© V. Yakobchuk - Fotolia.com
Germany’s Upper House of Parliament, the Bundesrat, approved and signed into law the long-awaited Energy Savings Directive (EnEV2014), which stipulates the minimum level of energy saving measures required from all new-build properties as part of Germany’s ambitious energy master plan to reduce energy consumption by 80% from current levels by 2050. The Bundesrat is made up of politicians representing the sixteen German federal states.

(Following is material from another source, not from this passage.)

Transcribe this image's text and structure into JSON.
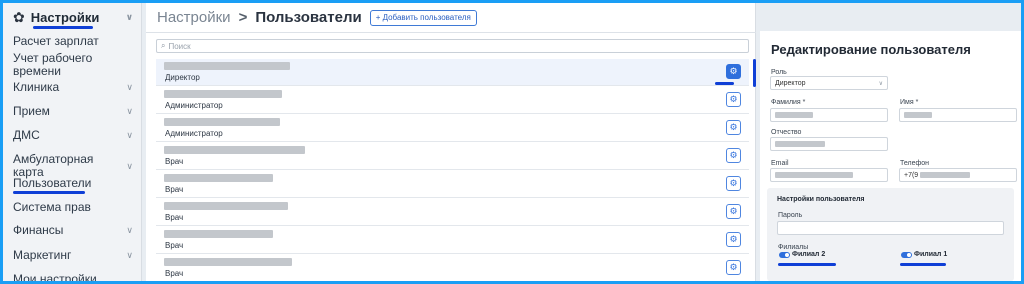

The new laws see the enforced reduction of primary energy use of 25%, staggered over two steps of 12.5% each in 2014 and 2016, while imposing improved outer insulation of 10%. The law also sets specified standards for the communication of energy consumption in advertising accommodation, and the classification of property according to energy efficiency categories – much like washing machines or dishwashers in the white goods section of electrical stores.
Germany’s real estate associations wasted little time in voicing their criticism of what they believe to be unduly harsh impositions. They have been lobbying for a less radical introduction of the minimum reductions, seeing a 12.5% target from 2016 as much more realistic. They argue that unrealistic demands for more affordable apartments will be set back by years because of the new measures, and that the cost of new buildings will inevitably rise – in some of their estimates, by up to 8%.

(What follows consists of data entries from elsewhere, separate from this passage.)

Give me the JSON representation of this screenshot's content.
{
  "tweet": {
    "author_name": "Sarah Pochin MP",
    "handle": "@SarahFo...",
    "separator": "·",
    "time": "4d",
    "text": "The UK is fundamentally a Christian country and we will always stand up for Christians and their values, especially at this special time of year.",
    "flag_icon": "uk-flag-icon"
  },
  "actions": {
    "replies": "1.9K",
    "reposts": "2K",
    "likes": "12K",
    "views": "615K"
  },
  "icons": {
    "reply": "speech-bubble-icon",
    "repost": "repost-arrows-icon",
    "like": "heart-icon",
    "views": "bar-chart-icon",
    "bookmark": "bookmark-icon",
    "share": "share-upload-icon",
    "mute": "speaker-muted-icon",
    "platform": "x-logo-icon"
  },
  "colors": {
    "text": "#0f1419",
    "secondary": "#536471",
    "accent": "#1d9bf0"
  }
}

The ZIA Zentraler Immobilien Auschuss, the central lobbying organisation for a myriad of real estate associations in Germany, warned outright that the laws would directly inhibit further investment in new building. “These increasingly strict regulations will dirve construction costs upward, and will make construction of both residential and non-residential buildings increasingly uneconomical”, said ZIA vice-president Ulrich Höller.